At a time when India is celebrating its Independence Day, a research paper has shown that the much-acclaimed freedom fighter Shaheed Bhagat Singh was illegally detained, tried and executed.
Bhagat Singh, along with Shivram Rajguru and Sukhdev, was sentenced to death on July 2, 1930, after a trial held by a special tribunal under ordinance No. 3 of 1930 issued by the then Governor General of India. They had been charged with the murder of Assistant Superintendent of Police JP Saunders.
The trial was a departure from the Code of Criminal Procedure (CrPC) and the Indian Penal Code (IPC) under which it should have been conducted by a sessions court and not by a special tribunal, claims the research paper brought out by Dr Nafis Ahmad Siddiqui, an advocate at the Supreme Court.
Another lacuna was the fact that the special tribunal conducted the proceedings without the accused being present at the trial and passed the death sentence ex parte. Further, the tribunal had issued the warrant of execution of the death sentence without any confirmation from the Lahore High Court.
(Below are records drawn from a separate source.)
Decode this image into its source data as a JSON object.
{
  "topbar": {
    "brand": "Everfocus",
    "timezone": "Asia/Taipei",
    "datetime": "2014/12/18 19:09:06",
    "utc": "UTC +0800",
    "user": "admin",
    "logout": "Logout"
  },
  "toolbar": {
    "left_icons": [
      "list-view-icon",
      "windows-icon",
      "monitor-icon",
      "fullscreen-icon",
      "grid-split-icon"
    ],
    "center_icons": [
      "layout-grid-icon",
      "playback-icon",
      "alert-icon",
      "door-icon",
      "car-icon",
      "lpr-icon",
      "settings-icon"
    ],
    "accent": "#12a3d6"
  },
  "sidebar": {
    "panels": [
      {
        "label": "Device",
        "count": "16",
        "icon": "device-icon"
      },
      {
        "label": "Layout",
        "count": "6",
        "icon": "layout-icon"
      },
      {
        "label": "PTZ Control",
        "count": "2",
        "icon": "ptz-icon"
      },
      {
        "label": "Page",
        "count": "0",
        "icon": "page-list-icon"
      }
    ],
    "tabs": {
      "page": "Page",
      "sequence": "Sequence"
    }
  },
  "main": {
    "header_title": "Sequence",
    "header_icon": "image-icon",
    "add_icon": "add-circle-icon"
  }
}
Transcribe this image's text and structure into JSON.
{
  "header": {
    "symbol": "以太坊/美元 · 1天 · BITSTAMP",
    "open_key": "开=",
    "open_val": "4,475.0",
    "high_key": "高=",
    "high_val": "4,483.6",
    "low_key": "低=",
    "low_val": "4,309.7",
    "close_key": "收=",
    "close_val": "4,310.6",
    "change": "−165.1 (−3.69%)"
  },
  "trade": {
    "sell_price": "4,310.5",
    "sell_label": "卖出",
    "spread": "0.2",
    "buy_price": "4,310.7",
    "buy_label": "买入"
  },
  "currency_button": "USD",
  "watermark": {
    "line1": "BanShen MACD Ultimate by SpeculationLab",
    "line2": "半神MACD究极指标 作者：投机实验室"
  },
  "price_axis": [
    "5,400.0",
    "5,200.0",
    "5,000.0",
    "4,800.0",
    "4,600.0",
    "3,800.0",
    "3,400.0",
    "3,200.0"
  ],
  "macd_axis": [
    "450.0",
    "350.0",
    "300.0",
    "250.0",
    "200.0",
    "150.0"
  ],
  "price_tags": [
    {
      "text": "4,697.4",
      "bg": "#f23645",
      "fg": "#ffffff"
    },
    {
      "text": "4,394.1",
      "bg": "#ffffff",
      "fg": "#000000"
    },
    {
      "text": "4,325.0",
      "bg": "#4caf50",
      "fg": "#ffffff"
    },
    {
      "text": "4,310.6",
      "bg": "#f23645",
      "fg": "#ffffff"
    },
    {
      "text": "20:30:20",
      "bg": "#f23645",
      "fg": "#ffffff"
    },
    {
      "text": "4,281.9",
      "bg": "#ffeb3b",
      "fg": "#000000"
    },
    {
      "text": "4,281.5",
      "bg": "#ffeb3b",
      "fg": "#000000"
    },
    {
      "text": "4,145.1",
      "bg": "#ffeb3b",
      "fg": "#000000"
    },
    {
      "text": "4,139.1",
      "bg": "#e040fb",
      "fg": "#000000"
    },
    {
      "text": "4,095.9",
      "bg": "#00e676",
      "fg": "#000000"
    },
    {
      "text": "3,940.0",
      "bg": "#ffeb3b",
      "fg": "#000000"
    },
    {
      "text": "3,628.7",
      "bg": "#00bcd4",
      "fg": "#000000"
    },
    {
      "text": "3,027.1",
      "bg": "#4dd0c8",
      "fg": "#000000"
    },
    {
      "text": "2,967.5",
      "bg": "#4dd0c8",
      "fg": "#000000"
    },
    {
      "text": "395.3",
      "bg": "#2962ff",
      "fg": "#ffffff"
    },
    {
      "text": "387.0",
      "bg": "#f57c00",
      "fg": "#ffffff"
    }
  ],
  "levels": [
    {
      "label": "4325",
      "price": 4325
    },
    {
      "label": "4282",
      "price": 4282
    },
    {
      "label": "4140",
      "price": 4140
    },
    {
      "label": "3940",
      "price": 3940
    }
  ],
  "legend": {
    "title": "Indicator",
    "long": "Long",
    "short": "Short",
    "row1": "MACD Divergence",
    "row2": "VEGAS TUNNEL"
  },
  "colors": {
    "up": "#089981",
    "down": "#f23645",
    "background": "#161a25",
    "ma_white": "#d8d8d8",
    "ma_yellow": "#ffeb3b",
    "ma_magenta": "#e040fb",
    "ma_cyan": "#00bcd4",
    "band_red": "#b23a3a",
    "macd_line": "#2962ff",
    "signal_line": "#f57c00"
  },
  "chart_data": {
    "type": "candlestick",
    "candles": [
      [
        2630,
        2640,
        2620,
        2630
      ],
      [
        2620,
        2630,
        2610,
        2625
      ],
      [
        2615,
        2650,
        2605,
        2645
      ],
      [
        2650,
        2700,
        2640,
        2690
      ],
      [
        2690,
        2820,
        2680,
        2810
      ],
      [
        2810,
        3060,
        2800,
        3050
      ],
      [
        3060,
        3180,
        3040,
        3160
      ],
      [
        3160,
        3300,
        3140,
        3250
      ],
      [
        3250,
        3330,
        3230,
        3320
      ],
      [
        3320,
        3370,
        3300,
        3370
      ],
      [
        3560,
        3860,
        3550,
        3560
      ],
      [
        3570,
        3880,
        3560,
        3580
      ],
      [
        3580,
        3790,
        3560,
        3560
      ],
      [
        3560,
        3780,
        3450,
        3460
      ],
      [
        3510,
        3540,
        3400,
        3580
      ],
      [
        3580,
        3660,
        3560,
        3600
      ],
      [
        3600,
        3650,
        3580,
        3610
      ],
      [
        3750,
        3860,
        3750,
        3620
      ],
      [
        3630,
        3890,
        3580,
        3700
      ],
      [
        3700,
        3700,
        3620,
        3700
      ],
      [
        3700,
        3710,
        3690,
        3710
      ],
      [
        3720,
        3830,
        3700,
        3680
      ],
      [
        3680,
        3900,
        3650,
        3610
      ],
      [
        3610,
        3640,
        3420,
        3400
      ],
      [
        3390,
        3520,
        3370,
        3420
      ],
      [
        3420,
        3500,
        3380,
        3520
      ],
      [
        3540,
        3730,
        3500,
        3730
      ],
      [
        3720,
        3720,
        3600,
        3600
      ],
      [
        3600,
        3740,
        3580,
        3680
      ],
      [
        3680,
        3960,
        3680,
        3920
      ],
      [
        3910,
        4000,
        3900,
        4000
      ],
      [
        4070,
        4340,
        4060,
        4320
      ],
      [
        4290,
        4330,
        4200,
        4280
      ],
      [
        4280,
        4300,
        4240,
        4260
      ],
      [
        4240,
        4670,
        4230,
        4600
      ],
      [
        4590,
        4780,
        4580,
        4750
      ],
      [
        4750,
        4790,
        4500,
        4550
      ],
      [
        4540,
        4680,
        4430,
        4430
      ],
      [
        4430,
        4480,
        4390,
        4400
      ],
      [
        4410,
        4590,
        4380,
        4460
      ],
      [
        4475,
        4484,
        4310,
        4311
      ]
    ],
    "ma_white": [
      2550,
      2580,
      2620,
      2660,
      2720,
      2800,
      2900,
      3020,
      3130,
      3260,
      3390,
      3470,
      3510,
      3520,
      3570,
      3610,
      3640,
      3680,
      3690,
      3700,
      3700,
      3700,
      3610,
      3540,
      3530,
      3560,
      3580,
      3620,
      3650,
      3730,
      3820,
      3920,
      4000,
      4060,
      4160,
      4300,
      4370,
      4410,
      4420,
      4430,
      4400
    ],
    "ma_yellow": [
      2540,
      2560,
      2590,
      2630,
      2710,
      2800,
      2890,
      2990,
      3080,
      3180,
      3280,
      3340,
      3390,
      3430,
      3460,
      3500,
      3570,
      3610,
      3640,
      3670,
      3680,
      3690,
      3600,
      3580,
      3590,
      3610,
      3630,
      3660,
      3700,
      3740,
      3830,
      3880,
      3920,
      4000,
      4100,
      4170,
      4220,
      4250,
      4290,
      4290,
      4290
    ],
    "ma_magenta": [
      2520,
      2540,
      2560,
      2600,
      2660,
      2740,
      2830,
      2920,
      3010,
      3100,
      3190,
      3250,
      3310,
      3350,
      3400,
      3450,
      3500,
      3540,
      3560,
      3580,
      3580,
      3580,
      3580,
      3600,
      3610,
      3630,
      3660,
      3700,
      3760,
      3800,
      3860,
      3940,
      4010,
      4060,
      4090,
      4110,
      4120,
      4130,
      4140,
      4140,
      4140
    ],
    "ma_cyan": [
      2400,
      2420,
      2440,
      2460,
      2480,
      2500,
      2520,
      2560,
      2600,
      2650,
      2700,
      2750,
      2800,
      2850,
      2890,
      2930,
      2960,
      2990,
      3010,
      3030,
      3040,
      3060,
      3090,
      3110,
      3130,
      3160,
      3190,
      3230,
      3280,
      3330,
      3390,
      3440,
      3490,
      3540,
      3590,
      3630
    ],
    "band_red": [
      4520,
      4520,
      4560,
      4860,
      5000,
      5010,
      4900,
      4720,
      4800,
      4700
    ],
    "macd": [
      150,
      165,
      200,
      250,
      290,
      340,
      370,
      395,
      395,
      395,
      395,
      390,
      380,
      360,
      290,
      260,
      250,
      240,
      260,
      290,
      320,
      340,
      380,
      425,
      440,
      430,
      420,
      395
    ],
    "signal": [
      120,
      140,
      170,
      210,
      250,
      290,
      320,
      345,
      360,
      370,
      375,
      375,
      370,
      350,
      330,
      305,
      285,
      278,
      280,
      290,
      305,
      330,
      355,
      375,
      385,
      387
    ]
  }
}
The execution could not be held on October 27, 1930, as scheduled as the then Punjab Government had suspended it after the convicts had sought the Privy Council’s permission for challenging the sentence. In view of this, the warrant expired, rendering even the continued detention of Bhagat Singh and others illegal, Siddiqui contends.
One Chint Ram Thapur filed a criminal miscellaneous petition (No. 36 of 1931) in the Lahore HC seeking the release of Bhagat Singh and others in the light of the expiry of the warrant. Even the special tribunal had ceased to exist and the jail authorities were not in a position to execute the death sentence in the absence of a fresh warrant. Any fresh warrant could have been issued only by the tribunal, but it was no longer in existence, the petition had contended.
Though the HC dismissed the petition, it observed that the warrant of execution must have been legally issued. Following this, another “illegality” was committed by the Governor of Punjab by approaching the Lahore HC for the issue of a fresh warrant. The HC issued a warrant for the execution of Bhagat Singh, Rajguru and Sukhdev which was carried out on March 23, 1931.
This warrant issued by the HC Registrar was “illegal and without authority and without jurisdiction” and as such the execution of Bhagat Singh and others “was not in accordance with the law and it was a clear case of judicial murder,” says the research paper.
The British Government should tender an unconditional apology and pay adequate compensation to the family members of Bhagat Singh and others, the researcher concluded.
- Trial conducted by special tribunal violating CrPC and IPC
- Accused absent at trial; sentence passed ex parte
- Warrant of execution of death sentence issued without confirmation from Lahore High Court
- HC, beyond its jurisdiction, issued fresh warrant after the previous one had expired and the tribunal had been disbanded